Banking Community From Top Down Exposed
First, let me explain the background of the argument I’m about to make.
I get railed on now and then as I post at Seeking Alpha that off-balance sheet banking allowed at Basel II in 1998 resulted in the Ponzi housing bubble. One fellow who posts comments, Pier 0188, said while discussing Ellen Brown’s Foreclosuregate article:
However, that doesn’t get back to the truth. You know absolutely *NOTHING* about what you are blathering about online. You pretend to be erudite and literate, yet you are not a free thinker. You merely upchuck another cow’s cud, another lost, blind, and senseless cow.
Well, Pier, moo to you too. I have never claimed to be erudite. I have never claimed to be an expert on the ins and outs of complex banking. However, I understand the crucial financial manipulations at work here.
Now, here’s my argument.
I do believe that the banks had a plan, through the repeal of Glass-Steagall which tore down the barrier between banks who had mortgages and investment banks who securitized the loans. This allowed the packaging of individual mortgages into infamous private mortgage backed securities.
I believe that the banks had a plan to operate with less capital with Fannie and Freddie guaranteeing all manner of subprime loans. We know that they did not guarantee jumbos and many alt a loans, but subprime they did guarantee. So Fannie and Freddie were essential to kick-starting the scam. We have seen how their monstrous child, MERS, has attempted to run around state governments in corrupting the recording of proper documents and notes. So who were the main players in the scam?
1. the central banks like the Fed and the European Central Bank,
2. the mother bank of those central banks which is the Bank of International Settlements,
3. investment banks like Goldman Sachs, Merrill Lynch, Bear Sterns, Lehman Brothers,
4. commercial big banks, primarily JP Morgan, Citibank, Bank of America and Wells Fargo,
5. the GSE’s, Fannie Mae and Freddie Mac, however the private mortgage chart reveals their influence was not central to the private mortgage MBS debacle as they pulled back,

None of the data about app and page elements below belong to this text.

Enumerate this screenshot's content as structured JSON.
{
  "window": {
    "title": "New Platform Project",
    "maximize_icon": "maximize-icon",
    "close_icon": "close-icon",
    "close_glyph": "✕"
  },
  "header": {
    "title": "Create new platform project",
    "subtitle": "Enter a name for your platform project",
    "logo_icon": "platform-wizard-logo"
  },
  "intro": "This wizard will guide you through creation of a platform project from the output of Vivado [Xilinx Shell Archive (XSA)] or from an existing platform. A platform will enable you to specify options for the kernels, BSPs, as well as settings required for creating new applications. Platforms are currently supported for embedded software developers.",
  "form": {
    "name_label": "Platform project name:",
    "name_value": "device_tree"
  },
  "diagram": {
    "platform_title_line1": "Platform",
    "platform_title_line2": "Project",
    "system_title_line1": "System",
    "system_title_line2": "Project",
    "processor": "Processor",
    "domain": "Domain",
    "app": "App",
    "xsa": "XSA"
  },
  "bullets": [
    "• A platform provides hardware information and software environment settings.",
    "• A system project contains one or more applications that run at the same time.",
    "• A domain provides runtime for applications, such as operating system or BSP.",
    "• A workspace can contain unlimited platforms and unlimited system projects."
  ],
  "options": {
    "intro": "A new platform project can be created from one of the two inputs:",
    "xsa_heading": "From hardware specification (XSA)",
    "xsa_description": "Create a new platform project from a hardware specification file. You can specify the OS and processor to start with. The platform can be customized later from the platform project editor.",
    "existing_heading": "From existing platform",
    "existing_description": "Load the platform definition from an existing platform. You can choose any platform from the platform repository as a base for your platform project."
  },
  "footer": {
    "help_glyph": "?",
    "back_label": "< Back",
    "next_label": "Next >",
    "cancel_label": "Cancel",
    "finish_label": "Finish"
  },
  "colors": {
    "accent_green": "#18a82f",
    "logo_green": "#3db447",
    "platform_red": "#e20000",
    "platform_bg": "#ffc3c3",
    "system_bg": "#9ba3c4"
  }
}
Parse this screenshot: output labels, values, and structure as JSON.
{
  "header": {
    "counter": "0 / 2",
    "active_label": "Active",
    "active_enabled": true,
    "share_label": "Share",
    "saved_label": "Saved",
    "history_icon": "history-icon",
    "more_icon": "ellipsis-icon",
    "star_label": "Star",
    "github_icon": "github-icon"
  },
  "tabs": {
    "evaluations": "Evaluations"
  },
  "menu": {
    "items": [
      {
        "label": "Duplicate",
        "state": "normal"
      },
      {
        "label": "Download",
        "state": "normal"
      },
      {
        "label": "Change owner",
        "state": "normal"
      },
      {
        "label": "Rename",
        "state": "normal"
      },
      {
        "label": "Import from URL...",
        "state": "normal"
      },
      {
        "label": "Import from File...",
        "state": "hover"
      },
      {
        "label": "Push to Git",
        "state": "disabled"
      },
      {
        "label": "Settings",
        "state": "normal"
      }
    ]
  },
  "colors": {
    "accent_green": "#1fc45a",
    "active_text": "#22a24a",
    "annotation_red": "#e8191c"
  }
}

6. Highly leveraged European Banks.
In 2004, Chris Whalen offered an explanation of the scam, and this almost predicted what would subsequently happen in the mortgage markets. Well, Whalen says that the risk models were Enronesque:
“Second, Basel II is built around a suite of risk analysis tools that are, at best, a reflection of market sentiment rather than an accurate opinion on a company’s financial statement. In May 2004, the Bank for International Settlements issued a statement indicating that the Basel Committee had reached a consensus on the new risk framework for financial restitutions. The statement said in part: “Basel 11 represents a major revision of the international standard on bank capital adequacy that was introduced in 1988. It aligns the capital measurement framework with sound contemporary practices in banking, promotes improvements in risk management, and is intended to enhance financial stability.”
Translated into simple language, the New Basel Accord proposes to use precisely those measures of risk and credit quality that caused such fiascos as Enron, WorldCom, and Parmalat, to name the most familiar names. The largest banks will employ risk models that are based on derivative indicators and academic assumptions about the statistical distribution of such events (defaults and restatements, for example) that do not accurately describe the real world.
We know that Enron ended very badly. We are seeing Chris Whalen warning of a very bad ending here from that 1998 off balance sheet banking model that Basel 2 applies now in 2004. Basel 1 of 1988 that took down the Japanese bubble was abandoned. Mr Greenspan came out as a “good” central bank soldier to proclaim that adjustable mortgages could be a “better deal” for homeowners, in February, 2004. So much for ever trusting a Fed Chairman ever again.
So that we are not limited to one analyst, we have the Wall Street journal in 2007 saying essentially the same thing. Thomas Greco of Beyond Money tracks that article and here is author Quigley’s view:
If you don’t believe the pre-meditation involved please read the quote below from the Wall Street Journal, Nov. 27th. 2007:
“In 1998 the Basle Accord created the opportunity for regulatory arbitrage whereby banks could shift loans off their balance sheets. A new capital discipline that was designed to “improve” risk management led to a PARALLEL BANKING SYSTEM whose lack of transparency explains how the market started to seize up.
The “originate-to-distribute” model REDUCED THE INCENTIVE for banks to monitor the CREDIT QUALITY of the loans they pumped into collateralized-loan-obligations and other structured vehicles, the rules failed to highlight contingent credit risk””With Basle II, the question is just how the markets will evolve over the next 20 years”. as the new accord will require banks to hold LESS CAPITAL.”
The theme of the Wall Street Journal article is the same as Whalen’s views. Less capital is required because we have loan guarantees from the government, from Fannie and Freddie as well as, which we find out later, from a private MBS explosion based on phony ratings. And this gets worse, as Basel III apparently wants permanent guarantees for loans from Fannie and Freddie.